If you did not know why the 13- to 17-year-olds are at the facility, it might look like summer camp or boarding school instead of a temporary shelter run by a government contractor.
You can hear laughing during recess and happy chatter in the classrooms.
Local 10 News reporter Glenna Milberg spoke randomly with a girl learning English and a boy who said lunch was good -- mindful that just weeks ago, each likely lived in poverty or fear and made a traumatizing, treacherous trip across the border to connect with someone in the U.S.
"We don't want children to be in our care a day longer than they need to, but we also don't want to release children into an unsafe environment," said Mark Weber, of the U.S. Department of Health and Human Services.
The average stay in the facility is almost two months because of a more careful vetting of sponsors than in the past.
Meanwhile, the teens have medical and legal assistance available, as well as counseling.

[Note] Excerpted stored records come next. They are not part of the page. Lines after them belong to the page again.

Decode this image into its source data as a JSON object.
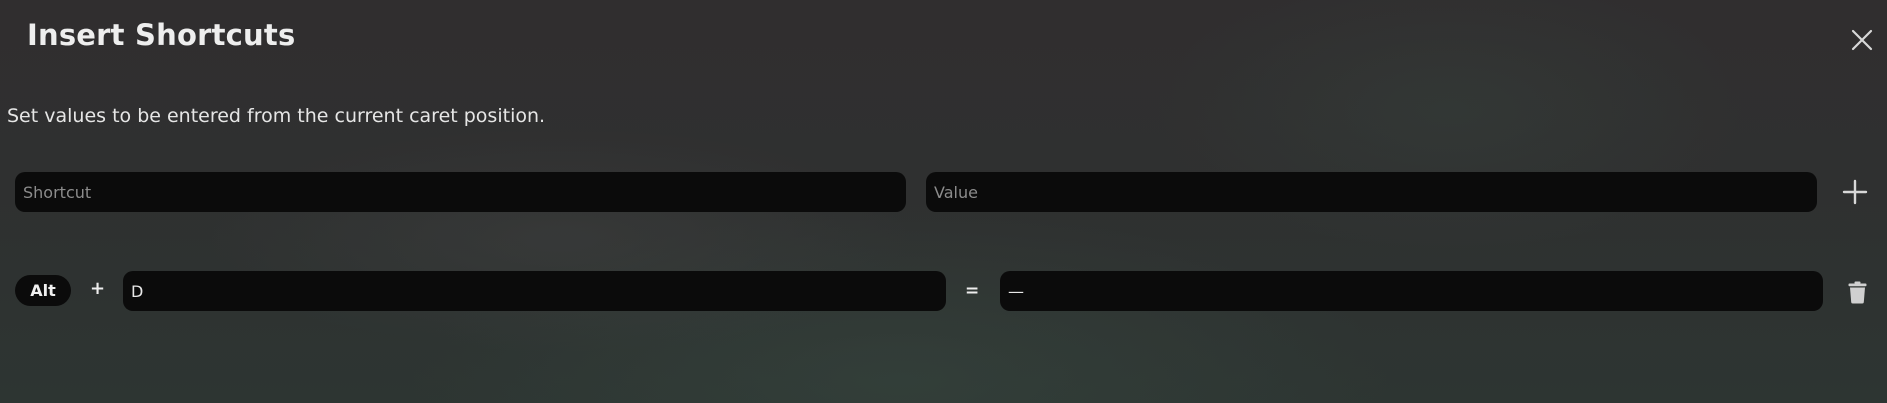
{
  "dialog": {
    "title": "Insert Shortcuts",
    "close_icon": "close-icon",
    "description": "Set values to be entered from the current caret position."
  },
  "new_entry": {
    "shortcut_placeholder": "Shortcut",
    "value_placeholder": "Value",
    "add_icon": "plus-icon"
  },
  "shortcuts": [
    {
      "modifier": "Alt",
      "plus": "+",
      "key": "D",
      "equals": "=",
      "value": "—",
      "delete_icon": "trash-icon"
    }
  ],
  "colors": {
    "field_background": "#0b0b0b",
    "text": "#e8e8e8",
    "placeholder": "#8c8c8c"
  }
}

They are free to ask for wants and needs and they come and go with a chaperone.
Their dorms resemble college ones, although there are 12 beds to a room for the 13 through 16-year-olds and 144 beds in a cavernous space for the 17-year-olds.
Walls are covered with artwork, inspirational messages and advisories on sexual abuse and how to report it.
A central command room has security camera images and digital tracking.
Protesters outside have not yet been offered a chance to see inside, and some say they may not realize they and the staffers at the facility want the same thing.
"We need to be able to make sure kids aren't backing up at Border Patrol stations. This is why we come and do these type of operations," said Lydia Holt, of the Office of Refugee Resettlement.
There are 1,621 teens currently at the shelter and the population can expand if needed.
Staffers said they begin looking for a sponsor for permanent placement of each child the day they arrive at the shelter.